▸ **Try it**
Go through the entries and copy each one exactly. Leave none out.
[Opening Extracted information section]
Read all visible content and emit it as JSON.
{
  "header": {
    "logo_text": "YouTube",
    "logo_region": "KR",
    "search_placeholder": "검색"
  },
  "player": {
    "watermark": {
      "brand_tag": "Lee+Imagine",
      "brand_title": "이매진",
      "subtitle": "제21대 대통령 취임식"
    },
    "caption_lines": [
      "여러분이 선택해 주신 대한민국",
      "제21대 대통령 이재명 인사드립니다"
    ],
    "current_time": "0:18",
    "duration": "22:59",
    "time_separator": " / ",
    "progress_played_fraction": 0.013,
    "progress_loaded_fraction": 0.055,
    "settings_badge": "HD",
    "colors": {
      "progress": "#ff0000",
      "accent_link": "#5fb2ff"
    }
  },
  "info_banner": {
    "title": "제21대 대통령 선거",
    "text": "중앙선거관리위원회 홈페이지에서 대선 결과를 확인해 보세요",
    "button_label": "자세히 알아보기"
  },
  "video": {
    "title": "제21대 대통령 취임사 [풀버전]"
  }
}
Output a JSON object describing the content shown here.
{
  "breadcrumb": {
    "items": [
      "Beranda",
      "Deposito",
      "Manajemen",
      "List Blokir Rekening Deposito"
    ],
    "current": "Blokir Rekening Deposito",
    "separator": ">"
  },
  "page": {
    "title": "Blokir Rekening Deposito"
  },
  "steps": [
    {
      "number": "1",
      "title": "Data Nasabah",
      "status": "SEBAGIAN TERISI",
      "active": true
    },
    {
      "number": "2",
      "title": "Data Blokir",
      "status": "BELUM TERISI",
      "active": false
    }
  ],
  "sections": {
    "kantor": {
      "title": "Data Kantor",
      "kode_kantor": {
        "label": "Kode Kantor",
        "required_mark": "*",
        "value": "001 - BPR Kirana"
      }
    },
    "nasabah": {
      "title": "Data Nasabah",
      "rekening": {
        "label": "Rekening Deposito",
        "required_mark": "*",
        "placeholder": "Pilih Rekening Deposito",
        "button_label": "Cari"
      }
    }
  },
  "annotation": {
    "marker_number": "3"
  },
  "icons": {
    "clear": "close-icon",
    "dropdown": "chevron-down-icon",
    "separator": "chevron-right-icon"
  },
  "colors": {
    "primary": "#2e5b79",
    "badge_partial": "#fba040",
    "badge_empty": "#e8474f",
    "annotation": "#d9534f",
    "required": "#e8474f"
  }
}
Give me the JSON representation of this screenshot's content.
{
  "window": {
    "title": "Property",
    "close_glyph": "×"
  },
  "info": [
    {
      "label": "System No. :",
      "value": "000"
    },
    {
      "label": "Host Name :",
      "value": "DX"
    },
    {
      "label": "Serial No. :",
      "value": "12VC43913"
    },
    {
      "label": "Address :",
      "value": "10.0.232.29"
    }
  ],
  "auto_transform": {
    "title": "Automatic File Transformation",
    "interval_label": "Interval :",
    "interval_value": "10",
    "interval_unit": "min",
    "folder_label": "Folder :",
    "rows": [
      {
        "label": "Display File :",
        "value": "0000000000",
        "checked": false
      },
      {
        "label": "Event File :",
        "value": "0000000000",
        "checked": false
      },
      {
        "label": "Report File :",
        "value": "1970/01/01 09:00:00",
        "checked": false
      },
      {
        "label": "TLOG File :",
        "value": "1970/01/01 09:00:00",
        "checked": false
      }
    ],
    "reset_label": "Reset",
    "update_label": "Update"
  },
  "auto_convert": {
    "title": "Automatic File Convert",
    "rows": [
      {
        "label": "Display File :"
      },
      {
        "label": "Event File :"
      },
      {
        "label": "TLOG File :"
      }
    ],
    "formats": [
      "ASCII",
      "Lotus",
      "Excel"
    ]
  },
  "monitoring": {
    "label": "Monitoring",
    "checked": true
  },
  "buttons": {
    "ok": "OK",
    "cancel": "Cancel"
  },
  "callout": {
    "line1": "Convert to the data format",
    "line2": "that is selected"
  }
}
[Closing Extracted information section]
▸ **The answer**
Read all visible content and emit it as JSON.
{
  "header": {
    "logo_text": "YouTube",
    "logo_region": "KR",
    "search_placeholder": "검색"
  },
  "player": {
    "watermark": {
      "brand_tag": "Lee+Imagine",
      "brand_title": "이매진",
      "subtitle": "제21대 대통령 취임식"
    },
    "caption_lines": [
      "여러분이 선택해 주신 대한민국",
      "제21대 대통령 이재명 인사드립니다"
    ],
    "current_time": "0:18",
    "duration": "22:59",
    "time_separator": " / ",
    "progress_played_fraction": 0.013,
    "progress_loaded_fraction": 0.055,
    "settings_badge": "HD",
    "colors": {
      "progress": "#ff0000",
      "accent_link": "#5fb2ff"
    }
  },
  "info_banner": {
    "title": "제21대 대통령 선거",
    "text": "중앙선거관리위원회 홈페이지에서 대선 결과를 확인해 보세요",
    "button_label": "자세히 알아보기"
  },
  "video": {
    "title": "제21대 대통령 취임사 [풀버전]"
  }
}
Output a JSON object describing the content shown here.
{
  "breadcrumb": {
    "items": [
      "Beranda",
      "Deposito",
      "Manajemen",
      "List Blokir Rekening Deposito"
    ],
    "current": "Blokir Rekening Deposito",
    "separator": ">"
  },
  "page": {
    "title": "Blokir Rekening Deposito"
  },
  "steps": [
    {
      "number": "1",
      "title": "Data Nasabah",
      "status": "SEBAGIAN TERISI",
      "active": true
    },
    {
      "number": "2",
      "title": "Data Blokir",
      "status": "BELUM TERISI",
      "active": false
    }
  ],
  "sections": {
    "kantor": {
      "title": "Data Kantor",
      "kode_kantor": {
        "label": "Kode Kantor",
        "required_mark": "*",
        "value": "001 - BPR Kirana"
      }
    },
    "nasabah": {
      "title": "Data Nasabah",
      "rekening": {
        "label": "Rekening Deposito",
        "required_mark": "*",
        "placeholder": "Pilih Rekening Deposito",
        "button_label": "Cari"
      }
    }
  },
  "annotation": {
    "marker_number": "3"
  },
  "icons": {
    "clear": "close-icon",
    "dropdown": "chevron-down-icon",
    "separator": "chevron-right-icon"
  },
  "colors": {
    "primary": "#2e5b79",
    "badge_partial": "#fba040",
    "badge_empty": "#e8474f",
    "annotation": "#d9534f",
    "required": "#e8474f"
  }
}
Give me the JSON representation of this screenshot's content.
{
  "window": {
    "title": "Property",
    "close_glyph": "×"
  },
  "info": [
    {
      "label": "System No. :",
      "value": "000"
    },
    {
      "label": "Host Name :",
      "value": "DX"
    },
    {
      "label": "Serial No. :",
      "value": "12VC43913"
    },
    {
      "label": "Address :",
      "value": "10.0.232.29"
    }
  ],
  "auto_transform": {
    "title": "Automatic File Transformation",
    "interval_label": "Interval :",
    "interval_value": "10",
    "interval_unit": "min",
    "folder_label": "Folder :",
    "rows": [
      {
        "label": "Display File :",
        "value": "0000000000",
        "checked": false
      },
      {
        "label": "Event File :",
        "value": "0000000000",
        "checked": false
      },
      {
        "label": "Report File :",
        "value": "1970/01/01 09:00:00",
        "checked": false
      },
      {
        "label": "TLOG File :",
        "value": "1970/01/01 09:00:00",
        "checked": false
      }
    ],
    "reset_label": "Reset",
    "update_label": "Update"
  },
  "auto_convert": {
    "title": "Automatic File Convert",
    "rows": [
      {
        "label": "Display File :"
      },
      {
        "label": "Event File :"
      },
      {
        "label": "TLOG File :"
      }
    ],
    "formats": [
      "ASCII",
      "Lotus",
      "Excel"
    ]
  },
  "monitoring": {
    "label": "Monitoring",
    "checked": true
  },
  "buttons": {
    "ok": "OK",
    "cancel": "Cancel"
  },
  "callout": {
    "line1": "Convert to the data format",
    "line2": "that is selected"
  }
}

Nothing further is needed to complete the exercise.